Red Sox Offense Must Produce More to Help Keep Pressure Off Pitching Staff

Editor's note: is going to tell the story of the 2012 Red Sox in Bobby Valentine's words. Each game day, we will select the best Valentine that sums up the day for the Red Sox.

The Red Sox were the No. 1 ranked offense in all of baseball in 2011. So far this season, Boston ranks just 10th in the league in runs scored. And that just won't cut it when your pitching staff is still working out the kinks.

After a wonderful ceremony to celebrate Fenway Park's 100th anniversary on Friday afternoon, the Red Sox provided a major let down for the sell-out crowd in attendance hoping for a win to cap off a tremendous day.

Manager Bobby Valentine acknowledged that he enjoyed the anniversary celebration beforehand, but inferred that the spectacle was ruined by Boston's poor performance.

"Before the game was spectacular," Valentine said of the pre-game ceremony. "It's a downer now."

The obviously downtrodden manager has gotten his team off to a painful 4-9 start to the season and it looks like he's becoming less optimistic about the team's performance as the days go on.

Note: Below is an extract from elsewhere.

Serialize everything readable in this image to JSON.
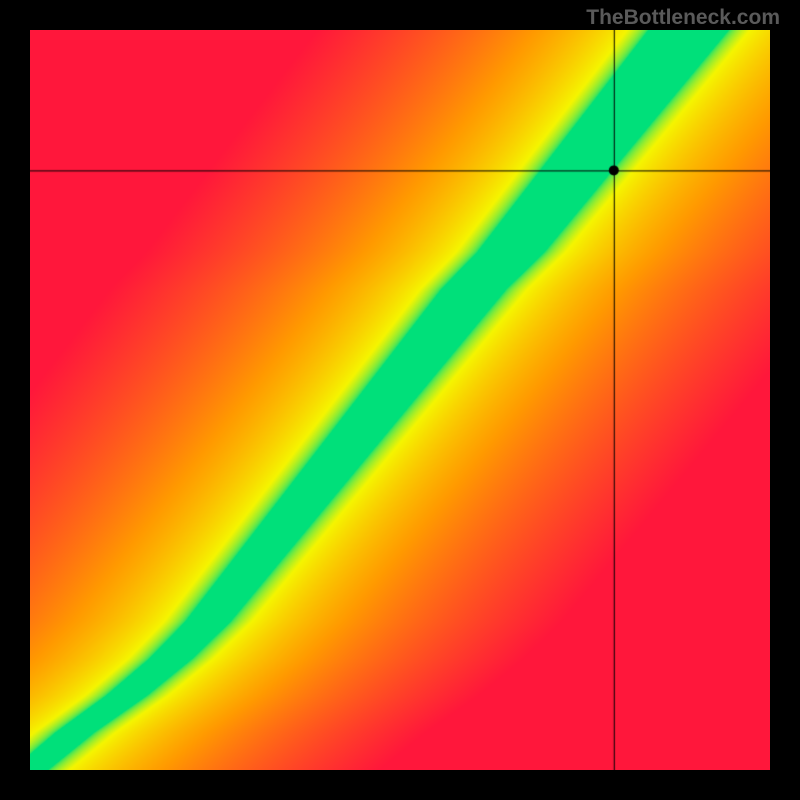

Clay Buchholz pitched six innings, allowing six runs and five home runs in the 6-2 loss the rival Yankees. The Red Sox' No. 3 starter could have done a whole lot more to help Boston's chances on Friday, but the real issue in the team's current four-game losing streak lies with the offense.

David Ortiz was the catalyst behind many of the Red Sox scoring chances on the afternoon, slamming a home run to center field in the second inning. But Big Papi's effort was not matched by the guys filling out the rest of the lineup.

Sure, eight of Boston's nine starters recorded a hit in the game — Jason Repko being the lone exception — but the Red Sox were still only able to produce two runs from those 10 hits. Leaving eight men on-base just isn't a great omen for a team struggling to keep opposing teams off the score sheet.

With two more games against New York this weekend, before heading out on a seven-game road trip starting Monday, the Red Sox have some time to get their ship righted. But the turnaround starts with the offense.

If the Red Sox are able to go out and score 31 runs over a three-game stretch like they did against Tampa Bay, then the pressure will be taken off the pitching staff and it will give them time to settle into their roles.

Granted 31 runs in three games is asking a bit much from a team just looking to gather its footing, but some early offense would certainly give Boston's pitchers some breathing room.

The weight of this issue falls squarely on the shoulders of Dustin Pedroia and Adrian Gonzalez at this point. Both Pedey and Gonzo have gotten off to decent starts this season, but with so much riding on the next few weeks they better kick into high gear and fast or the focus may soon be shifting to 2013.

It is still early and there's plenty of baseball left to be played — 149 games, in fact — so let's not jump to any conclusions. But the Red Sox must recognize a malignant problem when they see it and right now they're in a do-or-die situation.